Use of this system is expected to help improve the safety and efficiency of rehabilitation and special needs education and promote participation of the visually impaired in social activities.
Details of this technology will be presented at the 22nd Annual Meeting of the Japanese Association for the Visually Impaired to be held in Niigata, Niigata Prefecture, from June 22 to 23, 2013.
In conventional auditory orientation training, a visually impaired person receives training from an instructor in actual daily life settings and builds up experience in perceiving the surrounding environment by listening to various ambient sounds. However, such training involves situations where a novice trainee can feel a sense of fear and face danger and it can be provided only in limited settings. Therefore, there is room for improvement in safety and efficiency of the training.
Several studies of acoustic training technology have been conducted in Japan and overseas to solve these problems. However, these studies have covered only a very small part of auditory orientation, called "sound localization." The acoustic training systems developed from these studies are too expensive to introduce into actual training sessions and are not suitable for practical use. Therefore, there is a need for a practical auditory orientation training system for safe and efficient rehabilitation to encourage the visually impaired to participate in social activities.
In 2003, AIST and NRCD started to develop a training method that combined "sound localization" and "obstacle perception," and in 2005 they completed an auditory orientation training system. At the same time, they demonstrated that the system was effective in reducing the stress of O&M training and preventing the phenomenon in which the trainee walks off the designated walking path.
However, at about 5 million yen the system was expensive. Also, it was too large to carry and enabled the position and orientation of the head to be measured over a distance of no more than 1 m at a time. Thus trainees cannot walk while using it.
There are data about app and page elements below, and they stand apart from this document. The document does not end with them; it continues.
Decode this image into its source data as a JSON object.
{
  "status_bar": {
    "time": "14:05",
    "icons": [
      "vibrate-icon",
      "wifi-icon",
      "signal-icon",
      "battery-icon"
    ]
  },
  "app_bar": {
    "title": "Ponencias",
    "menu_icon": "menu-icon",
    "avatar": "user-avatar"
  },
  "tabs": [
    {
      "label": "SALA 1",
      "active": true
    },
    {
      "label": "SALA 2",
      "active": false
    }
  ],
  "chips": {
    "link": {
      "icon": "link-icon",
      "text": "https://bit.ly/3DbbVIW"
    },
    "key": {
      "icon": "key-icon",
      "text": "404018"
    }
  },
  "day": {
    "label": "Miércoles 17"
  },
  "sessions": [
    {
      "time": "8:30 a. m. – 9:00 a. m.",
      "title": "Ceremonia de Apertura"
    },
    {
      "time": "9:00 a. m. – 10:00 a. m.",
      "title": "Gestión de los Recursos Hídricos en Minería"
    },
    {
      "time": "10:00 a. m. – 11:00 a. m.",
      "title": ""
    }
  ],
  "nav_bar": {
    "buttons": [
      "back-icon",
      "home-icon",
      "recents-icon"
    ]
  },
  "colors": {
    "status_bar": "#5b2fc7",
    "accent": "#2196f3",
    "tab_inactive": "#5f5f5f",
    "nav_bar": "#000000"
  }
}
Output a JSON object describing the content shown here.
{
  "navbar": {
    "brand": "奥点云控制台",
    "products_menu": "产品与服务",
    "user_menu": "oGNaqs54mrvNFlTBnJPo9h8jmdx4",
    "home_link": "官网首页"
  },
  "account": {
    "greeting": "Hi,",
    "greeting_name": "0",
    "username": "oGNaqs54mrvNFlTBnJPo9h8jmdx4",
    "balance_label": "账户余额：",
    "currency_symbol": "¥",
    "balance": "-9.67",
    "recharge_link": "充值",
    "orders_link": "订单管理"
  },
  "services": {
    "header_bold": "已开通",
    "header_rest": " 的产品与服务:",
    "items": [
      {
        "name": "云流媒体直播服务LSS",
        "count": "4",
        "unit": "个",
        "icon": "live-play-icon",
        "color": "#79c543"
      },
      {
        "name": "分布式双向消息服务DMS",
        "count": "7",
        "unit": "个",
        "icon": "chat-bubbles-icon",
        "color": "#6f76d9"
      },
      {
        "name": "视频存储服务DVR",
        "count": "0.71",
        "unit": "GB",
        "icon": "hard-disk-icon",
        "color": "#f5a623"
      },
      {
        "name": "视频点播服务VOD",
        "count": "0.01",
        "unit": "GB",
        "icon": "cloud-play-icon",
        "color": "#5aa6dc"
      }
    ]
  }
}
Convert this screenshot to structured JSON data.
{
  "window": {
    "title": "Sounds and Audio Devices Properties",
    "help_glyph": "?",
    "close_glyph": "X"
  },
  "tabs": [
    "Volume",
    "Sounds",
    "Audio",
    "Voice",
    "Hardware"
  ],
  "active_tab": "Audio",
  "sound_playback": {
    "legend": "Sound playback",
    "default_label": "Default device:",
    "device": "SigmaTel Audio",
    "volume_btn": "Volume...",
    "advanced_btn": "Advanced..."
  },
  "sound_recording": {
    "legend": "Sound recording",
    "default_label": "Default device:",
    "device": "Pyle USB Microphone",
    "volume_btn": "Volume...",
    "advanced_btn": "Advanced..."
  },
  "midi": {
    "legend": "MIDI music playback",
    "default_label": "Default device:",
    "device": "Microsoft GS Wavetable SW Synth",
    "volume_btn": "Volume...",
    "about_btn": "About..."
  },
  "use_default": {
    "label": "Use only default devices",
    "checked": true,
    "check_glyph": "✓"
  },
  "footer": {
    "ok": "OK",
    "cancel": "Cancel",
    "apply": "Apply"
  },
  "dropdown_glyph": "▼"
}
Since 2008, AIST and RIEC, in cooperation with Tohoku Gakuin University, Tohoku Fukushi University, and others, have been jointly attempting to reduce the size of the auditory orientation training system, to expand its coverage, and to reduce its cost.
This development has been supported by the following projects:
- AIST's "Study of Orientation and Mobility Training for the Persons with Visual Impairment by using Wide-Range Three Dimensional Acoustical Technologies," the Cooperative Research Project Program of RIEC, FY2007–2009.
- AIST's "Development of Auditory Orientation Training Curriculums for Persons with Visual Impairment by using Wide-Range 3-D Sound," the Research Grants of the Okawa Foundation for Information and Telecommunications, FY2006.
- Tohoku Fukushi University's "Development of universal training system using acoustic virtual reality technique," the Cooperative Research Project Program of RIEC, FY2010–2012.
The developed training system consists of special-purpose software, "WR-AOTS," a personal computer (PC), a stereo headphone set, and a commercially available game controller (for wide-range positioning).
Three-dimensional sound processing to artificially reproduce the auditory orientation clues used by a visually impaired person during walking is achieved by calculation with a commonly available general-purpose PC central processing unit and "SifASo" technology of RIEC, without the need for an expensive dedicated DSP (digital signal processor). To measure head position, an inexpensive, low-precision wide-range positioning technology has been introduced. Its precision is stabilized by software processing, and it uses the built-in acceleration and gyro sensors in a commercially available game controller costing several thousand yen, instead of expensive, high-precision narrow-range positioning technology priced from several hundred thousand to several million yen (Fig. 1). These improvements have resulted in a substantial reduction in the cost of auditory orientation training. The system has been made compact by using a laptop PC, allowing the trainee to walk with it (Fig. 2). The trainee can receive training safely while walking in a spacious area free of obstacles, such as in the grounds of a blind school.
In the training of the visually impaired, the developed system will be used for simulation training of novice trainees, before they start walking training in actual daily life settings. The researchers intend to continue to improve the auditory orientation training system to meet the needs of instructors and trainees. They also aim to train instructors to provide training with the system.